Of all the tough conversations happening on the internet today, few seem as polarizing as the rapper Offset’s decision to buy his two-year-old daughter Kulture an Hermès Birkin.
If this is the first time you’re hearing about the social media drama, a quick recap: On Wednesday evening, Offset posted a video of himself helping his toddler unwrap a bubblegum-hued version of the iconic handbag to Instagram. In the clip, ostensibly filmed by Kulture’s mother Cardi B, you can hear Kulture squeal “Pink!” the moment Offset removes the purse from its dustbag.
The backlash came just as swiftly. While some saw it as the cute father-daughter moment it was on the surface, others called it a flagrant waste of money. “What she gone put in there? Cheetos & pop tarts edges!” one person wrote in the comments section. Twitter users quickly amassed a body of posts that set the topic trending, many of which decried the gift in similar terms: What’s a child to do with one of the most exclusive bags money can buy?
Some came to Offset’s defense, citing both his ability to spend his considerable discretionary income however he pleases and a litany of examples of celebrity parents buying their children extravagant gifts without taking any flak. In her own Instagram story, Cardi said plainly that the stakes (and the scrutiny) are different for children of well-known people. “Kids go to restaurants, kids go to fancy places. Celebrity kids, they go and do red carpets. And if I’m fly and daddy’s fly, then so is the kid,” she said.
“If it was [up to] kids, they’d be outside in diapers,” Cardi added. “If I was looking like a bad bitch, expensive bitch, and I had my kid looking like a bum bum, then y’all would be talking shit. So I’m not mad that daddy bought baby a Birkin. She gon’ match mommy.”

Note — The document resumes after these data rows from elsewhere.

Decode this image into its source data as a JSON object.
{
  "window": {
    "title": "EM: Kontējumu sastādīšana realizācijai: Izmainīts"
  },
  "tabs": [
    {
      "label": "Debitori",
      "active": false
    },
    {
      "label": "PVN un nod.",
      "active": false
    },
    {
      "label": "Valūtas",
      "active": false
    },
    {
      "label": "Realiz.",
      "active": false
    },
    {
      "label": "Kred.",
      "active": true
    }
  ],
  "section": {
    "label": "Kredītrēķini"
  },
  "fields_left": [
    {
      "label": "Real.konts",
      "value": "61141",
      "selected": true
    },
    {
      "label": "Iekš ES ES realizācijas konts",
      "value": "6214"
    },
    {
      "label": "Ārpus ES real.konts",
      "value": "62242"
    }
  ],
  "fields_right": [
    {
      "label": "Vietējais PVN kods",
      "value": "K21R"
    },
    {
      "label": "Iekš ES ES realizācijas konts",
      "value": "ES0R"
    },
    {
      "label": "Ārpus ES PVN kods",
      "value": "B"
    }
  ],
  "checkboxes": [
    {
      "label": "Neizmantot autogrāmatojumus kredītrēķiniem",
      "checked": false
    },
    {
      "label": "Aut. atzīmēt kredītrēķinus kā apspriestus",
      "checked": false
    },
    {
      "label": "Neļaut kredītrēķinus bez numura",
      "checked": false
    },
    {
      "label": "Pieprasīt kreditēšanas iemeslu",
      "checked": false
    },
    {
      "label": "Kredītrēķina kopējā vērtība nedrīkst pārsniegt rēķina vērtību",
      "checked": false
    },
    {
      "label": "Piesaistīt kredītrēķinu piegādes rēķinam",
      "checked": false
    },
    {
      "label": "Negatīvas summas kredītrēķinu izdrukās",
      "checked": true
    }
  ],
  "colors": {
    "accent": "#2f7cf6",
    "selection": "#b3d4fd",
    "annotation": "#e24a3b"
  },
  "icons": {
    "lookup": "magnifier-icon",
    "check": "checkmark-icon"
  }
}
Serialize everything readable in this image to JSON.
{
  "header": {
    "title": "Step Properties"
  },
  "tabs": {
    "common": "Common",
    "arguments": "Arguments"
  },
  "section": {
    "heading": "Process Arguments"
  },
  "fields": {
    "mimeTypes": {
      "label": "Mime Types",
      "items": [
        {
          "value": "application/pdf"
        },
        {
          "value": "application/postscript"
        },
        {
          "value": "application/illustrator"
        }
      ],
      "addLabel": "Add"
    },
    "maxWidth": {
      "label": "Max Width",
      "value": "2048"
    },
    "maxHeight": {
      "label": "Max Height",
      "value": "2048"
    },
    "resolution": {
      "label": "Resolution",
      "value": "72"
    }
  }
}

You might say that being able to buy a toddler a Birkin is the prize for figuring out how to make money in music without being Drake, Adele or Taylor Swift, as Offset (with his band Migos) and Cardi have done in the past few years. But it’s also important to note that Birkins are a historically good investment for people with the means and access to acquire them. Alongside certain watches, cars and spirits, the bag is one item on a shortlist of luxury goods that actually appreciate in value.
Much of this has to do with a sense of scarcity, but it’s exacerbated by how well rare editions of the bag have done in the secondary market. Earlier this year, the auction monitoring firm Art Market Research reported that Birkins showed a 42 percent increase in value compared to 2019. During the same period, works by world-renowned street artist Banksy only appreciated by 23 percent.
“This is the fastest-growing collectors’ area, and it’s the first time that women are running the category,” said AMR’s CEO Sebastian Duthy at the time.
In light of that trend, Offset buying Kulture a Birkin is not that different from other parents buying their children cases of wine every year, amassing a healthy collection (and a robust ROI) by the time they’re legally able to enjoy it.
It also displays a lot of forethought. On her 16th birthday, Kulture will already have a place to put the keys to her Lamborghini.